“Alzheimer’s disease is a form of dementia that gets worse over time. It leads to nerve cell death, and tissue loss throughout the brain. Over time, the brain shrinks dramatically, affecting nearly all its functions. It gradually destroys a person's memory and ability to learn and carry out daily activities such as talking, eating, and going to the bathroom” (What Is Alzheimer’s). Early symptoms include personality changes, memory impairment, problems with language, decision-making ability, judgment, and personality.
Alzheimer’s was named after Dr. Alois Alzheimer. In 1906, Dr. Alzheimer noticed changes in the brain tissue of a woman who died of an unusual mental illness. After she died, he examined her and found plaques and tangles in her brain which are the two main features of Alzheimer’s.
“Patients with Alzheimer’s often die earlier than normal, although a patient may live anywhere from 3-20 years after diagnosis.” Death often occurs from an infection or a failure of other body systems. “Early diagnosis relies largely on documenting mental decline. Biomarkers are reliable predictors and indicators of a disease process.” Alzheimer’s begins as early as 10 to 20 years before any problems are evident. It develops in your 30s, 40s, 50s, but usually after age 60. As many as 5.1 million Americans may have this disease.
“There is no specific test today that confirms you have Alzheimer’s disease. Your doctor will make a judgment about whether Alzheimer's is the most likely cause of your symptoms based on the information you provide and results of various tests that can help clarify the diagnosis.” Doctors typically rely on physical and neurological exams to check your reflexes and sense of touch and sight, lab tests where doctors run blood tests, and mental status testing where they conduct a brief mental status test to assess your memory and other skills.
Brain imaging is a huge factor in helping to diagnose Alzheimer’s. Some of the technologies are computerized tomography, which is a body scan. It’s currently used mainly to rule out tumors, strokes, and head injuries. There is magnetic resonance imaging, which uses radio waves to produce a strong detailed image of your brain, and there is positron emission tomography, that injects you with a low-level radioactive tracer to show which parts of your brain aren’t functioning properly. Future diagnostic tools include additional approaches to brain imaging, measuring levels of proteins and patterns in blood, and more sensitive mental status tests.

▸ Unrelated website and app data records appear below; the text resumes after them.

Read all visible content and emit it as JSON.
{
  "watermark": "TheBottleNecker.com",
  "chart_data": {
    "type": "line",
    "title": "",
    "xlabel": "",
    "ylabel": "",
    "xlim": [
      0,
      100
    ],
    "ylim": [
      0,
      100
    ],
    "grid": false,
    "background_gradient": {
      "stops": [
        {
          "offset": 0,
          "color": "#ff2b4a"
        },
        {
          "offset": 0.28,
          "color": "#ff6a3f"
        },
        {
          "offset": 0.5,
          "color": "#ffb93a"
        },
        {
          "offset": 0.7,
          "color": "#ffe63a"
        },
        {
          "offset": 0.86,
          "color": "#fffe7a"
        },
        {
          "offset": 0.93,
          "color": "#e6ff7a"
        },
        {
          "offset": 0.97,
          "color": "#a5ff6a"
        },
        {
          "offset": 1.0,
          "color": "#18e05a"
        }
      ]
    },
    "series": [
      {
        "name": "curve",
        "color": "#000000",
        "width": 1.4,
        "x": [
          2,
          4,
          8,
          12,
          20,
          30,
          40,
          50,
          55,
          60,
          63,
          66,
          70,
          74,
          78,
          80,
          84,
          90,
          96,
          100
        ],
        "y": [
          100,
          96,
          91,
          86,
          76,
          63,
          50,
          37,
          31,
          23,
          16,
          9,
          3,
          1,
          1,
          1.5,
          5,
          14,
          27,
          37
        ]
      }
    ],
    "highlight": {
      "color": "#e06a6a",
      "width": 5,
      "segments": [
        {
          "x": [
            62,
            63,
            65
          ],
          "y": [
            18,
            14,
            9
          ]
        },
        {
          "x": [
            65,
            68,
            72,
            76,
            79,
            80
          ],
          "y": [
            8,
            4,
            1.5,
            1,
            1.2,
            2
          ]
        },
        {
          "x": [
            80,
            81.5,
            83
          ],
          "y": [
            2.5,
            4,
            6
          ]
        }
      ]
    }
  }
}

There are 7 stages that a person goes through when experiencing Alzheimer’s. Stage 1 doesn’t include any memory impairment. Stage 2 involves very mild cognitive decline. “The person may feel as if he or she is having memory lapses-forgetting familiar words or the location of everyday objects.” A stage 3 patient may have problems coming up with the right word or name. Stage 4 includes forgetfulness of recent events and...